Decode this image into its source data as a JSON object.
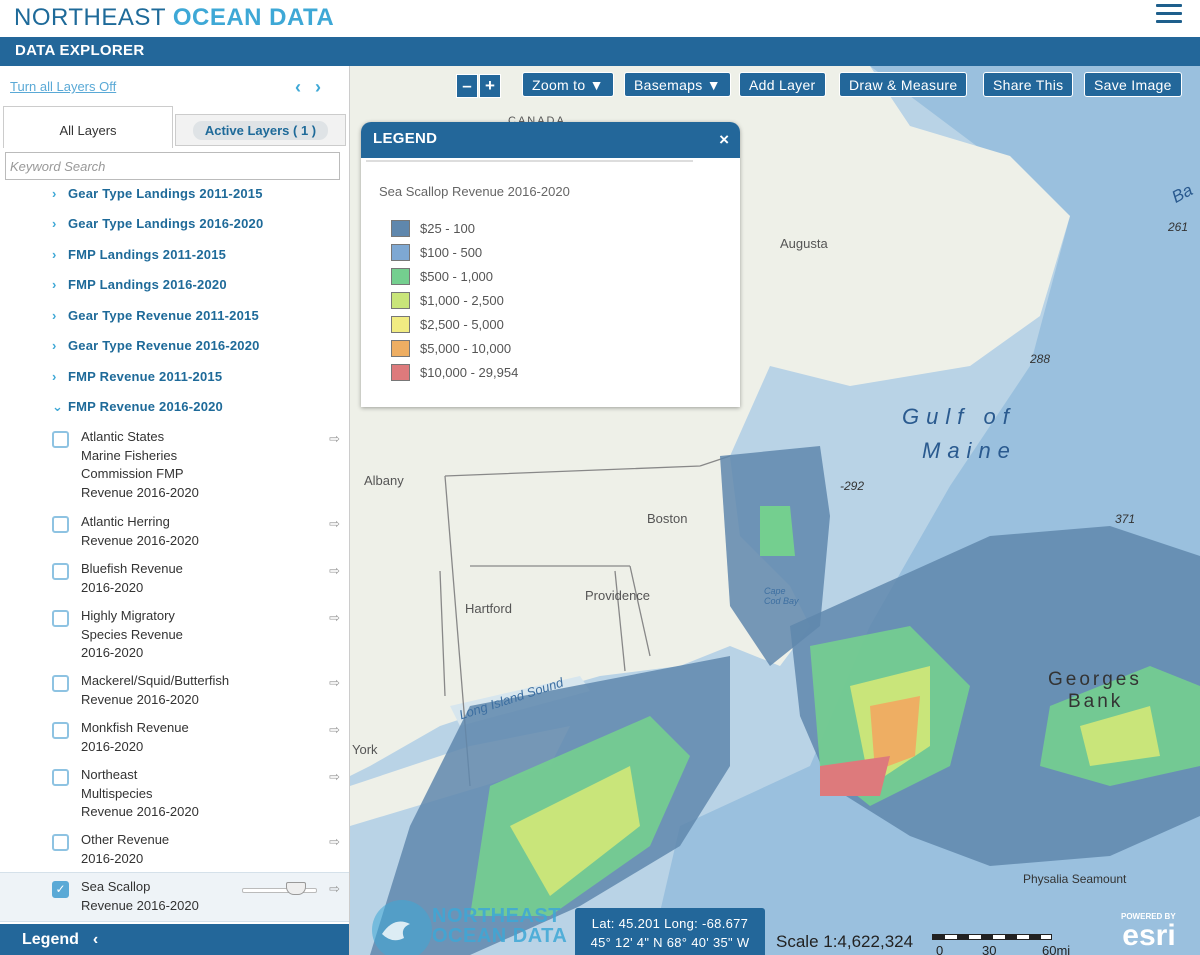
{
  "header": {
    "brand_part1": "NORTHEAST",
    "brand_part2": "OCEAN DATA"
  },
  "explorer": {
    "title": "DATA EXPLORER"
  },
  "sidebar": {
    "turn_off_label": "Turn all Layers Off",
    "tab_all": "All Layers",
    "tab_active": "Active Layers ( 1 )",
    "search_placeholder": "Keyword Search",
    "groups": [
      "Gear Type Landings 2011-2015",
      "Gear Type Landings 2016-2020",
      "FMP Landings 2011-2015",
      "FMP Landings 2016-2020",
      "Gear Type Revenue 2011-2015",
      "Gear Type Revenue 2016-2020",
      "FMP Revenue 2011-2015",
      "FMP Revenue 2016-2020"
    ],
    "items": [
      {
        "lines": [
          "Atlantic States",
          "Marine Fisheries",
          "Commission FMP",
          "Revenue 2016-2020"
        ],
        "checked": false
      },
      {
        "lines": [
          "Atlantic Herring",
          "Revenue 2016-2020"
        ],
        "checked": false
      },
      {
        "lines": [
          "Bluefish Revenue",
          "2016-2020"
        ],
        "checked": false
      },
      {
        "lines": [
          "Highly Migratory",
          "Species Revenue",
          "2016-2020"
        ],
        "checked": false
      },
      {
        "lines": [
          "Mackerel/Squid/Butterfish",
          "Revenue 2016-2020"
        ],
        "checked": false
      },
      {
        "lines": [
          "Monkfish Revenue",
          "2016-2020"
        ],
        "checked": false
      },
      {
        "lines": [
          "Northeast",
          "Multispecies",
          "Revenue 2016-2020"
        ],
        "checked": false
      },
      {
        "lines": [
          "Other Revenue",
          "2016-2020"
        ],
        "checked": false
      },
      {
        "lines": [
          "Sea Scallop",
          "Revenue 2016-2020"
        ],
        "checked": true
      }
    ],
    "legend_label": "Legend"
  },
  "toolbar": {
    "zoom_out": "–",
    "zoom_in": "+",
    "zoom_to": "Zoom to ▼",
    "basemaps": "Basemaps ▼",
    "add_layer": "Add Layer",
    "draw_measure": "Draw & Measure",
    "share": "Share This",
    "save_image": "Save Image"
  },
  "legend": {
    "title": "LEGEND",
    "subtitle": "Sea Scallop Revenue 2016-2020",
    "entries": [
      {
        "label": "$25 - 100",
        "color": "#5f87ad"
      },
      {
        "label": "$100 - 500",
        "color": "#7ea8d3"
      },
      {
        "label": "$500 - 1,000",
        "color": "#74cf8f"
      },
      {
        "label": "$1,000 - 2,500",
        "color": "#c9e57a"
      },
      {
        "label": "$2,500 - 5,000",
        "color": "#f1ec82"
      },
      {
        "label": "$5,000 - 10,000",
        "color": "#eeae63"
      },
      {
        "label": "$10,000 - 29,954",
        "color": "#dd7a7c"
      }
    ]
  },
  "map": {
    "labels": {
      "augusta": "Augusta",
      "albany": "Albany",
      "boston": "Boston",
      "hartford": "Hartford",
      "providence": "Providence",
      "cape_cod_bay": "Cape Cod Bay",
      "long_island_sound": "Long Island Sound",
      "new_york": "York",
      "gulf1": "Gulf of",
      "gulf2": "Maine",
      "georges1": "Georges",
      "georges2": "Bank",
      "physalia": "Physalia Seamount",
      "canada": "CANADA",
      "ba": "Ba",
      "d261": "261",
      "d288": "288",
      "d292": "-292",
      "d371": "371"
    },
    "coords_line1": "Lat: 45.201  Long: -68.677",
    "coords_line2": "45° 12' 4\" N 68° 40' 35\" W",
    "scale_text": "Scale 1:4,622,324",
    "scale_ticks": [
      "0",
      "30",
      "60mi"
    ],
    "logo_text1": "NORTHEAST",
    "logo_text2": "OCEAN DATA",
    "esri_powered": "POWERED BY",
    "esri_text": "esri"
  }
}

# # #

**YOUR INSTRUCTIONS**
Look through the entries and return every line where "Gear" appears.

**EXPECTED ANSWER**
      "Gear Type Landings 2011-2015",
      "Gear Type Landings 2016-2020",
      "Gear Type Revenue 2011-2015",
      "Gear Type Revenue 2016-2020",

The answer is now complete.